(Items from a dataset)
* * * * * * * * *
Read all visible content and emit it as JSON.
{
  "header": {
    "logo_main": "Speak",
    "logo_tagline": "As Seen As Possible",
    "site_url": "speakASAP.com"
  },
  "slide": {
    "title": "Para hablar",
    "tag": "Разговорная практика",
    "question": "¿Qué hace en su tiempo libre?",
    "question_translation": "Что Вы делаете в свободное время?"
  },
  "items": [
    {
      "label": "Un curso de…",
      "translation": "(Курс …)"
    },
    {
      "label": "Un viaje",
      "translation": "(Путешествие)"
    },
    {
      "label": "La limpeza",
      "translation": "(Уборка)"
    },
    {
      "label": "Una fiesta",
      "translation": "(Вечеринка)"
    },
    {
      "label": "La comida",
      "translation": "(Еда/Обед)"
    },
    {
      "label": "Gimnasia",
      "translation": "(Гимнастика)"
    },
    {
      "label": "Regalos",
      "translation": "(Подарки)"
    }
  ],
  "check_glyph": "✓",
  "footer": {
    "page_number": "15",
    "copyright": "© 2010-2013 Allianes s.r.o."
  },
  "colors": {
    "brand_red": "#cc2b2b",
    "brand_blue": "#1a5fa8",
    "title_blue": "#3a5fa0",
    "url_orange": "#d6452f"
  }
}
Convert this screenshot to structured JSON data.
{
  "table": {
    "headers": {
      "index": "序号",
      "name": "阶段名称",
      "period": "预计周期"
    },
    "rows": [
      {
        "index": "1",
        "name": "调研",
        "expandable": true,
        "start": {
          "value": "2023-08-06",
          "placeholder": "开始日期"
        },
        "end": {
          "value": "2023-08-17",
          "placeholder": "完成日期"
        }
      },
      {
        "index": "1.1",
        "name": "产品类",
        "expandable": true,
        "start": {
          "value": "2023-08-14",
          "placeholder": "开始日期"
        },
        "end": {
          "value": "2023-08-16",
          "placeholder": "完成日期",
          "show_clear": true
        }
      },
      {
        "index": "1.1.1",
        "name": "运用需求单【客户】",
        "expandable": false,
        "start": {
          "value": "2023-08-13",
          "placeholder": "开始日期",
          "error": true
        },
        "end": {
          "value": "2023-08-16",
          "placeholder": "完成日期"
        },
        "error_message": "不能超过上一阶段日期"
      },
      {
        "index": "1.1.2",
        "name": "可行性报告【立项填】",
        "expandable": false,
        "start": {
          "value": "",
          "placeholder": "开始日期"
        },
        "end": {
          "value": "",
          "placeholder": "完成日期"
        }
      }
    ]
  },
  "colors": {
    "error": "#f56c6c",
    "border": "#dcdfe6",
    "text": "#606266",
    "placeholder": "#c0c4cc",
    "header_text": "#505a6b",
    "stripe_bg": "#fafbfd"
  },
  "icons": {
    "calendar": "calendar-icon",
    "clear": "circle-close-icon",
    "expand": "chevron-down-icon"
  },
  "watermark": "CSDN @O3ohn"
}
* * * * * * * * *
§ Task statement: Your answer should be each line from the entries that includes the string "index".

§ Exercise answer:
      "index": "序号",
        "index": "1",
        "index": "1.1",
        "index": "1.1.1",
        "index": "1.1.2",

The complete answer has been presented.